Dataset rows describing interfaces
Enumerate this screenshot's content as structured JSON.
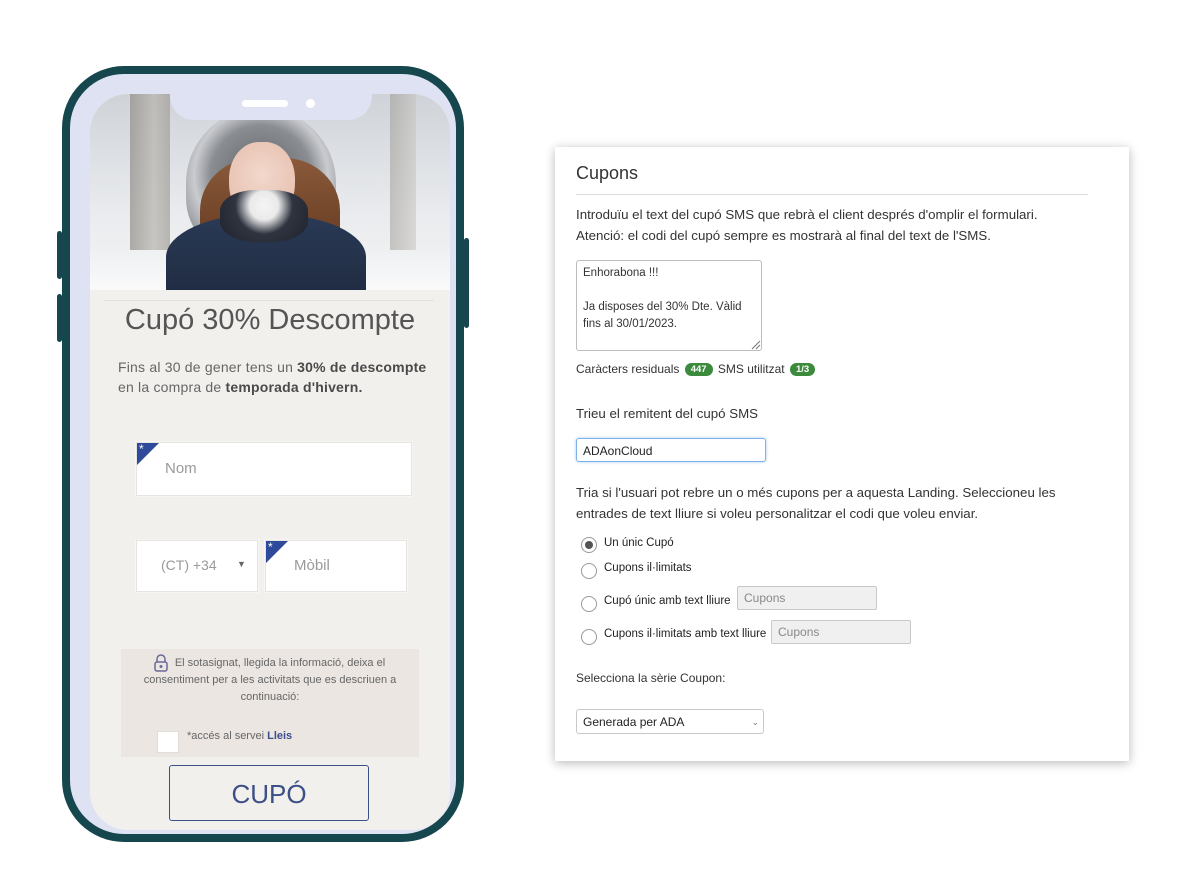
{
  "phone": {
    "coupon_title": "Cupó 30% Descompte",
    "desc_part1": "Fins al 30 de gener tens un ",
    "desc_bold1": "30% de descompte",
    "desc_part2": "en la compra de ",
    "desc_bold2": "temporada d'hivern.",
    "name_placeholder": "Nom",
    "country_code": "(CT) +34",
    "mobile_placeholder": "Mòbil",
    "required_mark": "*",
    "consent_text": "El sotasignat, llegida la informació, deixa el consentiment per a les activitats que es descriuen a continuació:",
    "checkbox_label_prefix": "*accés al servei ",
    "checkbox_label_link": "Lleis",
    "button_label": "CUPÓ"
  },
  "panel": {
    "title": "Cupons",
    "intro_line1": "Introduïu el text del cupó SMS que rebrà el client després d'omplir el formulari.",
    "intro_line2": "Atenció: el codi del cupó sempre es mostrarà al final del text de l'SMS.",
    "sms_text": "Enhorabona !!!\n\nJa disposes del 30% Dte. Vàlid fins al 30/01/2023.",
    "remaining_label": "Caràcters residuals",
    "remaining_count": "447",
    "sms_used_label": "SMS utilitzat",
    "sms_used_count": "1/3",
    "sender_label": "Trieu el remitent del cupó SMS",
    "sender_value": "ADAonCloud",
    "choose_text": "Tria si l'usuari pot rebre un o més cupons per a aquesta Landing. Seleccioneu les entrades de text lliure si voleu personalitzar el codi que voleu enviar.",
    "options": [
      {
        "label": "Un únic Cupó",
        "checked": true
      },
      {
        "label": "Cupons il·limitats",
        "checked": false
      },
      {
        "label": "Cupó únic amb text lliure",
        "checked": false,
        "placeholder": "Cupons"
      },
      {
        "label": "Cupons il·limitats amb text lliure",
        "checked": false,
        "placeholder": "Cupons"
      }
    ],
    "series_label": "Selecciona la sèrie Coupon:",
    "series_value": "Generada per ADA"
  },
  "colors": {
    "phone_frame": "#16474f",
    "accent_blue": "#3c4f86",
    "badge_green": "#3c8a3c"
  }
}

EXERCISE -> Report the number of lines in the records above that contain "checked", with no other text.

EXERCISE OUTPUT -> 4